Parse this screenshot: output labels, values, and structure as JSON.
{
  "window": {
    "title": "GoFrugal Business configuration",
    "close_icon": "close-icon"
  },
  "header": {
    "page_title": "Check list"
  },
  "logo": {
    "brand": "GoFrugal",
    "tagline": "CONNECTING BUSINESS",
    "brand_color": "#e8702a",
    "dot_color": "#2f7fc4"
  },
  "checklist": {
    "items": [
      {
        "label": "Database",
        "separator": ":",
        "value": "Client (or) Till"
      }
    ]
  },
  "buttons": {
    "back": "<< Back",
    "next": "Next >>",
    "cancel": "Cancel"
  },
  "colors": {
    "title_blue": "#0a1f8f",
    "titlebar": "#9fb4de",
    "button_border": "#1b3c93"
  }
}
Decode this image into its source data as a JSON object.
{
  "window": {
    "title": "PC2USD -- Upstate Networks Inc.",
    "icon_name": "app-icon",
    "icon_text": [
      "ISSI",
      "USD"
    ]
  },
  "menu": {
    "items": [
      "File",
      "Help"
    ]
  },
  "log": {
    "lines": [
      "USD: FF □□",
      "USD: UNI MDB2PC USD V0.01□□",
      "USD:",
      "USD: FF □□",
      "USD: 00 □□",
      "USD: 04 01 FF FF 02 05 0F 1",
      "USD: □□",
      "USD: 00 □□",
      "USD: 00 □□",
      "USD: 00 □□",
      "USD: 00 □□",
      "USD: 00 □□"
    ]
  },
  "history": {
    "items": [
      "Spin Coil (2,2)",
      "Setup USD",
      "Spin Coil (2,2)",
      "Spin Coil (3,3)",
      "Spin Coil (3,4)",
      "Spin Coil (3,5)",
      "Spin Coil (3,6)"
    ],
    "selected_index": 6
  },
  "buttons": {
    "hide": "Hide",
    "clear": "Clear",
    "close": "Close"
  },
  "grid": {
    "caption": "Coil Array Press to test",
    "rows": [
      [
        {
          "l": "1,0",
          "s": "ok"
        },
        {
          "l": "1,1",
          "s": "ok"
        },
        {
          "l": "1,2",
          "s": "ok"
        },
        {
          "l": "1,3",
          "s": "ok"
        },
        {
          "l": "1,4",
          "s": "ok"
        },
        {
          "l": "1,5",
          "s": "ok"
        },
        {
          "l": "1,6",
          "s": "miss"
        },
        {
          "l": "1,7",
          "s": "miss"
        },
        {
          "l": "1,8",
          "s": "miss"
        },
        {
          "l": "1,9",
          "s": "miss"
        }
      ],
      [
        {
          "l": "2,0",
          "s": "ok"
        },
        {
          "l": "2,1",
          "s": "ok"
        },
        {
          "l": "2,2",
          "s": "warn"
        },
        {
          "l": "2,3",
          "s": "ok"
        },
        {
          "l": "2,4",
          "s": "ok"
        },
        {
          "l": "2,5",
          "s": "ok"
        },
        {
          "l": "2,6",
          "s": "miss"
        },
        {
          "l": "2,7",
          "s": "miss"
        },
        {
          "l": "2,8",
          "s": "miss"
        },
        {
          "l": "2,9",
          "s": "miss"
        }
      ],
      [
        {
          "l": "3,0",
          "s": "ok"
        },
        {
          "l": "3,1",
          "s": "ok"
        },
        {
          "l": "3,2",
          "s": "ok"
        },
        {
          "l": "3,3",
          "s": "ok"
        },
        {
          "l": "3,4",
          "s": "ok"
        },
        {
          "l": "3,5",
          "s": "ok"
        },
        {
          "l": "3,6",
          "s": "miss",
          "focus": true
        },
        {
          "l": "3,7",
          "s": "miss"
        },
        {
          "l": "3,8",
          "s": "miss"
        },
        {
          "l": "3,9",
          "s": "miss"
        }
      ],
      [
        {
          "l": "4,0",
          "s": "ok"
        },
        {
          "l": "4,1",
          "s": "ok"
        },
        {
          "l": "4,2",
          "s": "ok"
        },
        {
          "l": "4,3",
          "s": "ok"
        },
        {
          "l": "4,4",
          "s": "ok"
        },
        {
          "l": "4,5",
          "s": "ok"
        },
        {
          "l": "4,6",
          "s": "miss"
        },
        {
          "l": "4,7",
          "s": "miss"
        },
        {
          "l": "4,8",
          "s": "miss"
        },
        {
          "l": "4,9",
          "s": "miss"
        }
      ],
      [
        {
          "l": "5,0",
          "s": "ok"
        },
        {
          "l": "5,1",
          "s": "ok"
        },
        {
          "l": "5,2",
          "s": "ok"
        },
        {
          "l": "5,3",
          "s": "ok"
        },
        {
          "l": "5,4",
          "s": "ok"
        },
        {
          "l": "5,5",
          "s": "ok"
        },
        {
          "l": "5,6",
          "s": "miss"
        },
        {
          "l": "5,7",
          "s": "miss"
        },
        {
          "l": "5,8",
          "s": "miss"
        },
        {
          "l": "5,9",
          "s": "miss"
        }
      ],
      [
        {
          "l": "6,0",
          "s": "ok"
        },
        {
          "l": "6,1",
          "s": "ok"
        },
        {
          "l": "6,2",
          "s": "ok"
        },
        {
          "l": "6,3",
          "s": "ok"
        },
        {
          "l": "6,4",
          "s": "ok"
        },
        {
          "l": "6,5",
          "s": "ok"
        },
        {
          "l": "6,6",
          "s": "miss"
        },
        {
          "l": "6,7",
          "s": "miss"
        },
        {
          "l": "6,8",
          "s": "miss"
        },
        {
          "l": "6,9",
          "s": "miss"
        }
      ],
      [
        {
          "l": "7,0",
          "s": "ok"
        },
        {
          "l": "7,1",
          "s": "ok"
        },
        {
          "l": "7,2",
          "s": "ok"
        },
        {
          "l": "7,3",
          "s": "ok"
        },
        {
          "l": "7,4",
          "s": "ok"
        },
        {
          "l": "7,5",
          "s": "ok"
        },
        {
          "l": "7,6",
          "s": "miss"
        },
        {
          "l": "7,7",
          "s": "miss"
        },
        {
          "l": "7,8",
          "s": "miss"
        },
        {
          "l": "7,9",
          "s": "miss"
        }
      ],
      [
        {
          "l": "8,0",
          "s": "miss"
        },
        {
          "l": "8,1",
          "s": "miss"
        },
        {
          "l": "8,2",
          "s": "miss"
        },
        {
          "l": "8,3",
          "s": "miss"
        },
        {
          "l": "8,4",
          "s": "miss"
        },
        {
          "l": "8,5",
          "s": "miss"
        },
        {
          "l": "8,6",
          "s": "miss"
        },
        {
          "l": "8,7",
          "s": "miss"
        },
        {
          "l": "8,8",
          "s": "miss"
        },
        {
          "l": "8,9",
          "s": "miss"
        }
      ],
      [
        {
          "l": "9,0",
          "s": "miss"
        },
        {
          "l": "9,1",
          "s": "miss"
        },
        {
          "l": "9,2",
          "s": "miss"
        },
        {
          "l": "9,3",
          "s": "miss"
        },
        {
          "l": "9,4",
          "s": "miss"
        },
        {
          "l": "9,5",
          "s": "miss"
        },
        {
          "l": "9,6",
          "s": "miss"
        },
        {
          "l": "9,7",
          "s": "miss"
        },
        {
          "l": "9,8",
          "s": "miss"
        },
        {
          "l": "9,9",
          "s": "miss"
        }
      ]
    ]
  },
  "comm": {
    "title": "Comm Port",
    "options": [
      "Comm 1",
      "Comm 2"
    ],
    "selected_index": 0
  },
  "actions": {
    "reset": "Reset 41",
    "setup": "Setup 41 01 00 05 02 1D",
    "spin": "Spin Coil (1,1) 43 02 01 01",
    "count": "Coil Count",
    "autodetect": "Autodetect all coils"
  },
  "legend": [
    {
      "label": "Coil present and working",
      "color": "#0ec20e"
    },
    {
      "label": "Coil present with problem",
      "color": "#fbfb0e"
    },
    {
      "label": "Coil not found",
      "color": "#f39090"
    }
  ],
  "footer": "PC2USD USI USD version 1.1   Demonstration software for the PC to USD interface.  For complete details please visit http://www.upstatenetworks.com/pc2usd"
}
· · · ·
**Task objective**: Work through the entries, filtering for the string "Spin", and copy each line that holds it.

**Answer to this problem**:
      "Spin Coil (2,2)",
      "Spin Coil (2,2)",
      "Spin Coil (3,3)",
      "Spin Coil (3,4)",
      "Spin Coil (3,5)",
      "Spin Coil (3,6)"
    "spin": "Spin Coil (1,1) 43 02 01 01",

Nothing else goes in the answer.